Instead of a direct transfer of public funds from government to higher education institutes, a student-centred funding method termed education voucher system is used. The core idea of a voucher system is that the public funding for tuition is being driven by student choice. This change of path of funding has two significant effects, students now have choices and institutes now have to compete for students.
The survey results show that both supply- and demand-side agree that: a voucher system would give students more choice; achieve equal right of choice in education; unpopular programmes and unpopular institutes might be axed; top-up tuition fees should be introduced; staff spending more efforts in productive activities might affect education quality; private institutes should have equal right of getting public funds; student choice might stimulate student interest, participation, enthusiasm and dedication for his/her studies; student should compete for limited and only the best students should be given vouchers; competition for voucher might increase incentives to improve education quality; institutes might respond better to students’ demand and labour demands; voucher might also lead to ultimate use of public funds; institutes might have more autonomy under voucher system and autonomy might bring benefit to higher education; however education quality might not be maintained without government’s performance indicators as a control measurement; students and the Government would benefit from a voucher system.

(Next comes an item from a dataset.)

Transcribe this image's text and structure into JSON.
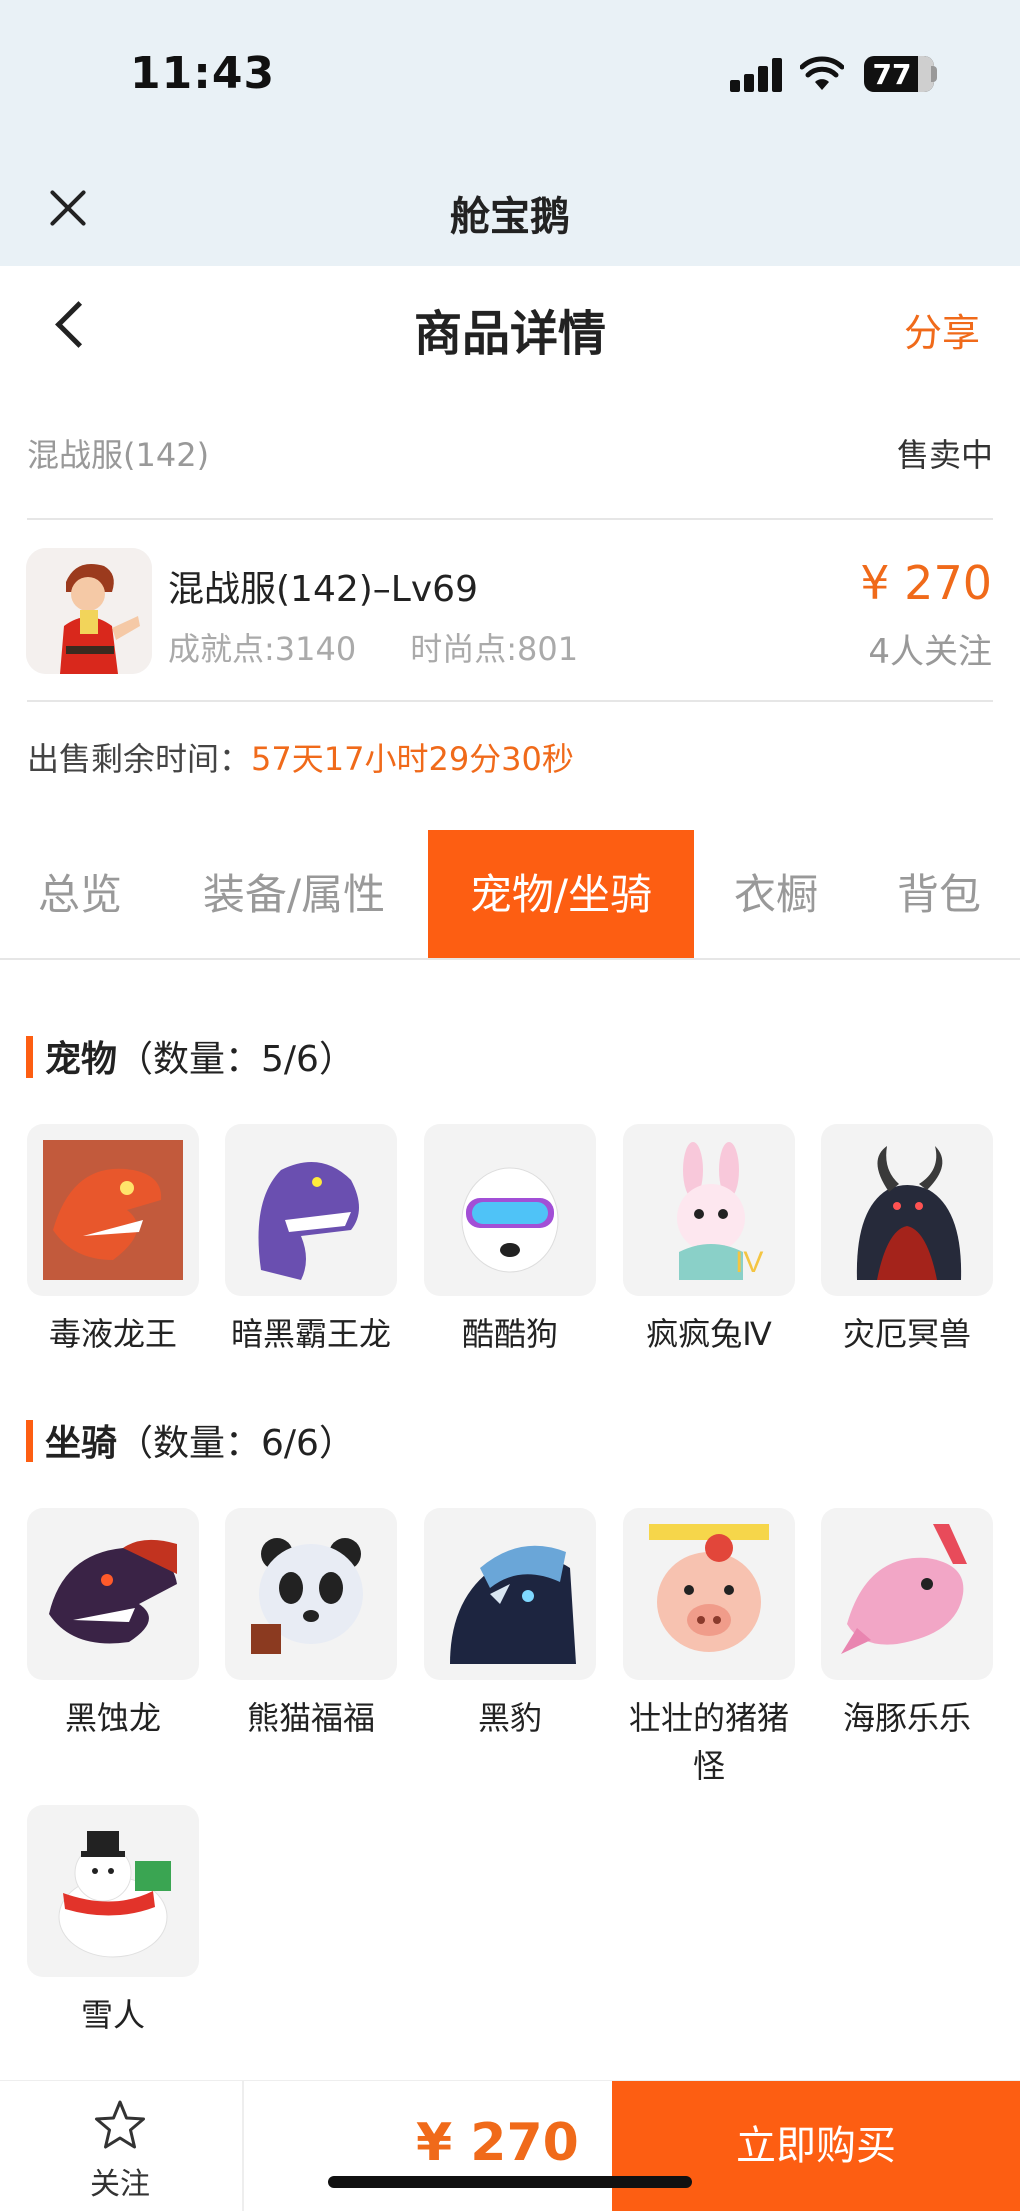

However, both the supply- and demand-side do not agree with the government proponents of a voucher system that it should be introduced soon but rather they prefer to wait until other countries have tried such a system. Moreover, they do not agree that the government provide higher education purely based on student preference as it might lead to over- or under-supply of certain skills.
"The Adoption of a Voucher System in Government-Funded Universities: Perspectives of Higher Education Students and Workers of Hong Kong,"
Essays in Education: Vol. 8
, Article 5.
Available at: https://openriver.winona.edu/eie/vol8/iss1/5